WEATHER »
Michel Katz

Michel Katz


S.B. Symphony’s ‘Peter and the Wolf’

Prokofiev’s Classic Introduction to the Orchestra


Peter and the Wolf, Sergei Prokofiev’s charming 45-minute orchestral children’s story, is so effective that it’s a wonder more composers haven’t tried something similar. Composed as a commission in 1936 under the dark shadow of Stalin’s Soviet Union, this charming exposition of the roles of various instruments, each of them assigned to a different character, took a few years to catch on, but it has been continuously in the repertoire ever since. The unforgettable score sounds deceptively simple — musicians report that these little melodies can be fiendishly difficult to play — but the impact remains enormous, as children too young to read can learn by listening to hear the distinctive qualities of the flute, clarinet, strings, oboe, bassoon, and French horn.

For Michael Katz, a longtime favorite of Santa Barbara story lovers and kids everywhere, Saturday’s performance is a chance to express his own vocal range, albeit in spoken-word form rather than in song. When I chatted with him by phone last week, he had just left a kindergarten classroom in Fremont and took a moment to tell me a little about his plans. “I’ve got an idea for the cat’s voice,” he confided, “that’s based on Carol Channing.” While the children in the audience may not pick up on the reference, you can be sure they will be leaning in for the content, which Katz will deliver with style.

The performance begins at 3 p.m. on Saturday, November 26, at the Granada Theatre (1214 State St.), and tickets are wonderfully affordable, with family four-packs available for just $25. The event is sponsored by the Santa Barbara Symphony along with the S.B. Center for the Performing Arts and the S.B. Arts Commission. At 2 p.m., there will be a special KidZone with activities provided by the Symphony’s Music Van, the Wolf Museum of Exploration + Innovation, and the S.B. Public Library. The event is suitable for children as young as 3 years old.

See granadasb.org.



Be succinct, constructive, and relevant to the story. Leaving a comment means you agree to our Discussion Guidelines.
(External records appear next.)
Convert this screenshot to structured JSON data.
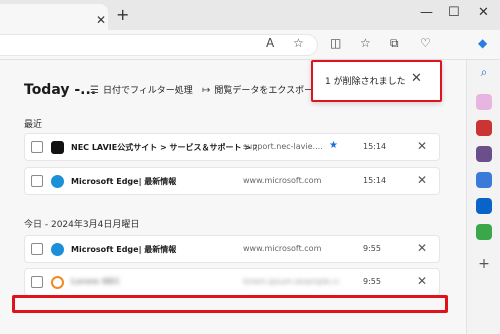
{
  "window": {
    "tab_close": "✕",
    "new_tab": "+",
    "minimize": "—",
    "maximize": "☐",
    "close": "✕"
  },
  "toolbar": {
    "read_aloud": "A",
    "favorite": "☆",
    "split": "◫",
    "favorites_bar": "☆",
    "collections": "⧉",
    "extensions": "♡",
    "copilot": "◆"
  },
  "page": {
    "title": "Today -...",
    "filter_label": "日付でフィルター処理",
    "export_label": "閲覧データをエクスポート"
  },
  "toast": {
    "message": "1 が削除されました",
    "close": "✕"
  },
  "sections": [
    {
      "label": "最近",
      "rows": [
        {
          "title": "NEC LAVIE公式サイト > サービス＆サポート > ホ...",
          "url": "support.nec-lavie....",
          "starred": true,
          "time": "15:14",
          "favicon": "nec"
        },
        {
          "title": "Microsoft Edge| 最新情報",
          "url": "www.microsoft.com",
          "starred": false,
          "time": "15:14",
          "favicon": "edge"
        }
      ]
    },
    {
      "label": "今日 - 2024年3月4日月曜日",
      "rows": [
        {
          "title": "Microsoft Edge| 最新情報",
          "url": "www.microsoft.com",
          "starred": false,
          "time": "9:55",
          "favicon": "edge"
        },
        {
          "title": "Lorem NEC",
          "url": "lorem.ipsum.example.com",
          "starred": false,
          "time": "9:55",
          "favicon": "orange",
          "blurred": true
        }
      ]
    }
  ],
  "icons": {
    "star": "★",
    "delete": "✕"
  },
  "colors": {
    "accent": "#1a6fd8",
    "highlight": "#e0121b",
    "edge": "#1b8fd8"
  }
}
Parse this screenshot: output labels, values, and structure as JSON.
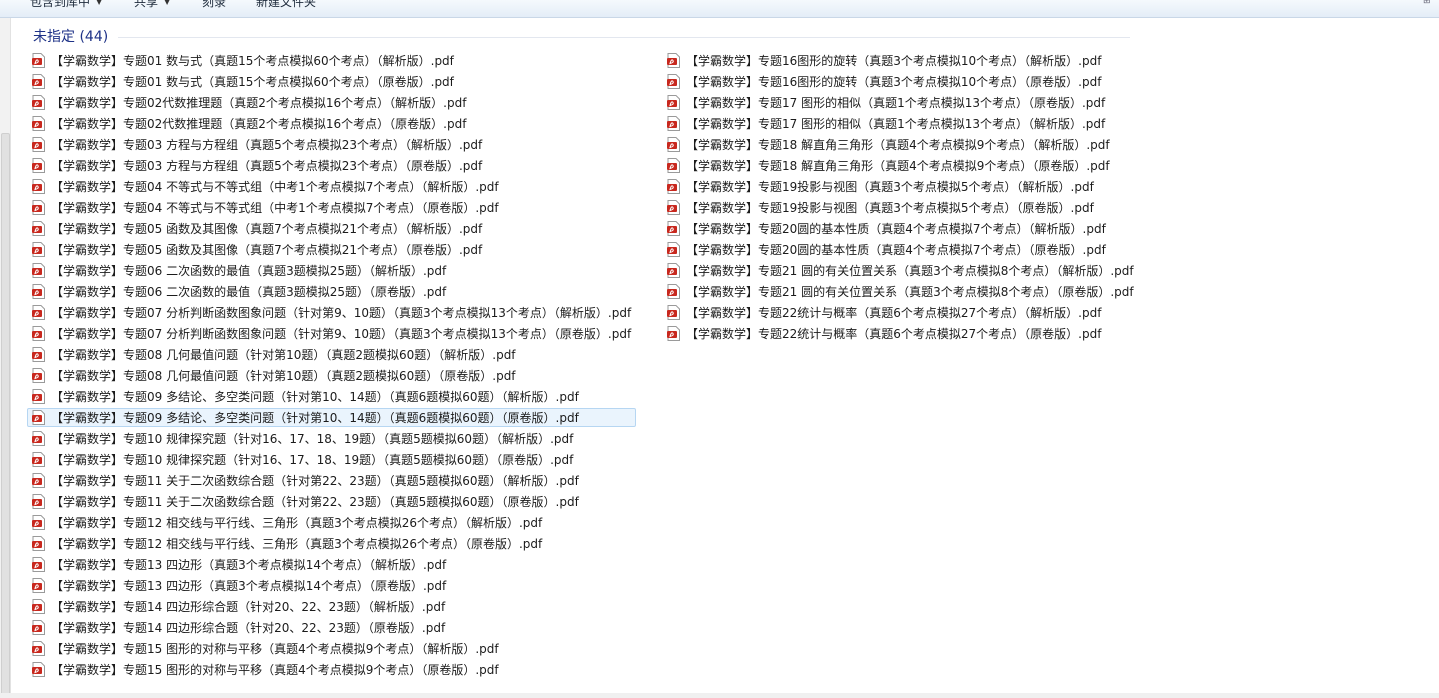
{
  "toolbar": {
    "items": [
      {
        "label": "包含到库中"
      },
      {
        "label": "共享"
      },
      {
        "label": "刻录"
      },
      {
        "label": "新建文件夹"
      }
    ]
  },
  "group": {
    "title": "未指定 (44)"
  },
  "colors": {
    "group_title": "#1e3287",
    "selection_bg": "#eaf4fd",
    "selection_border": "#b6d6f2",
    "pdf_icon": "#c8281e"
  },
  "icons": {
    "file": "pdf-icon"
  },
  "files": {
    "left": [
      "【学霸数学】专题01 数与式（真题15个考点模拟60个考点）（解析版）.pdf",
      "【学霸数学】专题01 数与式（真题15个考点模拟60个考点）（原卷版）.pdf",
      "【学霸数学】专题02代数推理题（真题2个考点模拟16个考点）（解析版）.pdf",
      "【学霸数学】专题02代数推理题（真题2个考点模拟16个考点）（原卷版）.pdf",
      "【学霸数学】专题03 方程与方程组（真题5个考点模拟23个考点）（解析版）.pdf",
      "【学霸数学】专题03 方程与方程组（真题5个考点模拟23个考点）（原卷版）.pdf",
      "【学霸数学】专题04 不等式与不等式组（中考1个考点模拟7个考点）（解析版）.pdf",
      "【学霸数学】专题04 不等式与不等式组（中考1个考点模拟7个考点）（原卷版）.pdf",
      "【学霸数学】专题05 函数及其图像（真题7个考点模拟21个考点）（解析版）.pdf",
      "【学霸数学】专题05 函数及其图像（真题7个考点模拟21个考点）（原卷版）.pdf",
      "【学霸数学】专题06 二次函数的最值（真题3题模拟25题）（解析版）.pdf",
      "【学霸数学】专题06 二次函数的最值（真题3题模拟25题）（原卷版）.pdf",
      "【学霸数学】专题07 分析判断函数图象问题（针对第9、10题）（真题3个考点模拟13个考点）（解析版）.pdf",
      "【学霸数学】专题07 分析判断函数图象问题（针对第9、10题）（真题3个考点模拟13个考点）（原卷版）.pdf",
      "【学霸数学】专题08 几何最值问题（针对第10题）（真题2题模拟60题）（解析版）.pdf",
      "【学霸数学】专题08 几何最值问题（针对第10题）（真题2题模拟60题）（原卷版）.pdf",
      "【学霸数学】专题09 多结论、多空类问题（针对第10、14题）（真题6题模拟60题）（解析版）.pdf",
      "【学霸数学】专题09 多结论、多空类问题（针对第10、14题）（真题6题模拟60题）（原卷版）.pdf",
      "【学霸数学】专题10 规律探究题（针对16、17、18、19题）（真题5题模拟60题）（解析版）.pdf",
      "【学霸数学】专题10 规律探究题（针对16、17、18、19题）（真题5题模拟60题）（原卷版）.pdf",
      "【学霸数学】专题11 关于二次函数综合题（针对第22、23题）（真题5题模拟60题）（解析版）.pdf",
      "【学霸数学】专题11 关于二次函数综合题（针对第22、23题）（真题5题模拟60题）（原卷版）.pdf",
      "【学霸数学】专题12 相交线与平行线、三角形（真题3个考点模拟26个考点）（解析版）.pdf",
      "【学霸数学】专题12 相交线与平行线、三角形（真题3个考点模拟26个考点）（原卷版）.pdf",
      "【学霸数学】专题13 四边形（真题3个考点模拟14个考点）（解析版）.pdf",
      "【学霸数学】专题13 四边形（真题3个考点模拟14个考点）（原卷版）.pdf",
      "【学霸数学】专题14 四边形综合题（针对20、22、23题）（解析版）.pdf",
      "【学霸数学】专题14 四边形综合题（针对20、22、23题）（原卷版）.pdf",
      "【学霸数学】专题15 图形的对称与平移（真题4个考点模拟9个考点）（解析版）.pdf",
      "【学霸数学】专题15 图形的对称与平移（真题4个考点模拟9个考点）（原卷版）.pdf"
    ],
    "right": [
      "【学霸数学】专题16图形的旋转（真题3个考点模拟10个考点）（解析版）.pdf",
      "【学霸数学】专题16图形的旋转（真题3个考点模拟10个考点）（原卷版）.pdf",
      "【学霸数学】专题17 图形的相似（真题1个考点模拟13个考点）（原卷版）.pdf",
      "【学霸数学】专题17 图形的相似（真题1个考点模拟13个考点）（解析版）.pdf",
      "【学霸数学】专题18 解直角三角形（真题4个考点模拟9个考点）（解析版）.pdf",
      "【学霸数学】专题18 解直角三角形（真题4个考点模拟9个考点）（原卷版）.pdf",
      "【学霸数学】专题19投影与视图（真题3个考点模拟5个考点）（解析版）.pdf",
      "【学霸数学】专题19投影与视图（真题3个考点模拟5个考点）（原卷版）.pdf",
      "【学霸数学】专题20圆的基本性质（真题4个考点模拟7个考点）（解析版）.pdf",
      "【学霸数学】专题20圆的基本性质（真题4个考点模拟7个考点）（原卷版）.pdf",
      "【学霸数学】专题21 圆的有关位置关系（真题3个考点模拟8个考点）（解析版）.pdf",
      "【学霸数学】专题21 圆的有关位置关系（真题3个考点模拟8个考点）（原卷版）.pdf",
      "【学霸数学】专题22统计与概率（真题6个考点模拟27个考点）（解析版）.pdf",
      "【学霸数学】专题22统计与概率（真题6个考点模拟27个考点）（原卷版）.pdf"
    ]
  },
  "selected": {
    "column": "left",
    "index": 17
  }
}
We like civilized discourse. We don't like spam, lying, profanity, harassment or personal attacks.

comments powered by Disqus
event calendar sponsored by: